By doing this, you’re putting the ball in her court and forcing her to decide what happens next. If she answers, you’ll get an apology or an excuse.
If you get a sincere apology, it will open the door to continue the conversation that will put you back on the road to a solid friendship. I’d suggest letting her take the lead. She’s going through some things and might need some space. Or she might have needed to be reminded that you are there for her, no matter what.
If you get an excuse, it’s safe to assume that something has happened which may have put your relationship with Grace beyond repair, at least temporarily. With no apology, an empty apology, or an obvious excuse, you have a solid indication that she doesn’t value you the way that a good friend should.
To continue to hold onto someone who puts such a little value on your time is not healthy, mentally or emotionally. You could still have a conversation, but there’s a good chance you’ll be putting her in a corner and she may lash out at you. Even worse, you could be enabling the cycle to continue. I know it’s difficult but if you get an excuse, it’s time to reassess the situation.
During our lives, people will come and go. Science says that we change friends, on average, every seven years. Furthermore, we will be in different groups of friends multiple times throughout our lives. While there are several reasons your group of friends will change, the most likely reason is that you yourself are changing.
Because our life experiences make us who we are and as we continually experience more life has to offer, we’re bound to change who we are. After all, we don’t hit 21 and put our personalities on lockdown. Suffice it to say you might not feel like you’ve changed, but you’re not the same person at 24, 34, or 44.
Those cherished memories you have of you and Grace together are echoes of people who don’t exist anymore. You are not the same person that you were in those memories, neither is she. As cliché as it is, life is the thing that happens while we’re not looking. Your ambitions change. What you find humorous changes. How you mesh with other people changes.
And while those versions of yourselves may have been as compatible as peanut butter and jelly, the newer versions of who you both are may be closer to peanut butter and an aardvark.
Ask yourself: Is it fair to be pouring all of that energy into a person who isn’t putting the same amount of effort into you?
1. It’s not fair to you. Especially when you could be using that energy to find new friends, the kind of people that mesh with who you are now.
2. In some situations, it’s better to cherish the memory of a loved one as they were rather than force a friendship and breed resentment.
If you’re like me when it comes to friendships–and I think you are–you’ll do anything to make a friend happy. You want to figure out how to save the friendship and it is noble that you’re even willing to consider forgiving her for ditching you without a call. But the only thing that you can be sure of is that your friendship with Grace in its current form is not benefiting either one of you in the way that a friendship should be.
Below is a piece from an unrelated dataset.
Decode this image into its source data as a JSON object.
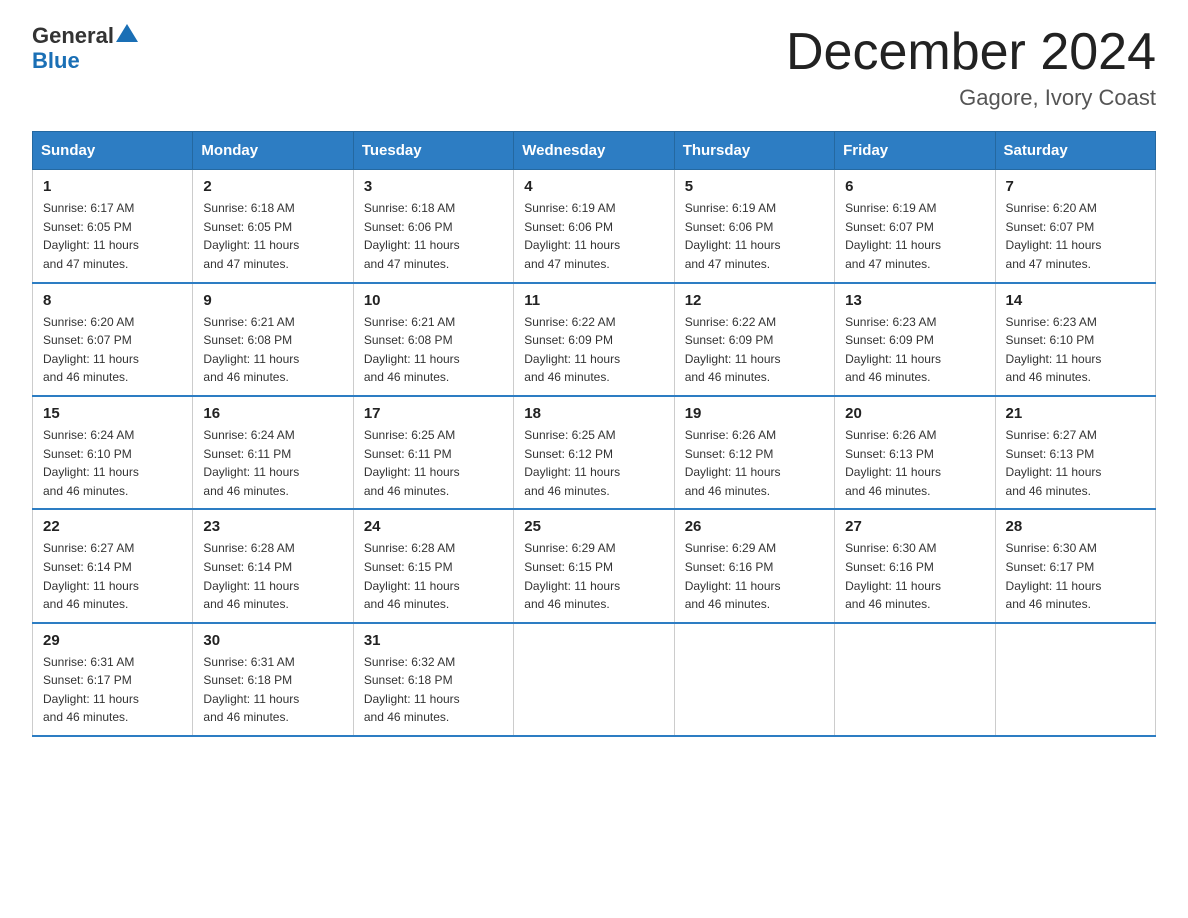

You deserve better.
Right now you’re paying a high price to remain friends with her and you’re paying in pain. You’ll have to judge for yourself at what point the cost of struggling to maintain that friendship is higher than the value she is giving you.
Friendships are worth fighting for, but you have to know at what point you have fought long and hard enough. It sounds to me like you’ve tried as hard as you can.
There are so many people in this world who can and will love you for the kind of person you are, rather than who you used to be. Walking away will hurt, even if it is only temporary. But I promise you, you’ll be so much happier pouring your life’s energy into someone who will not only appreciate the value of your friendship but reciprocate it in return.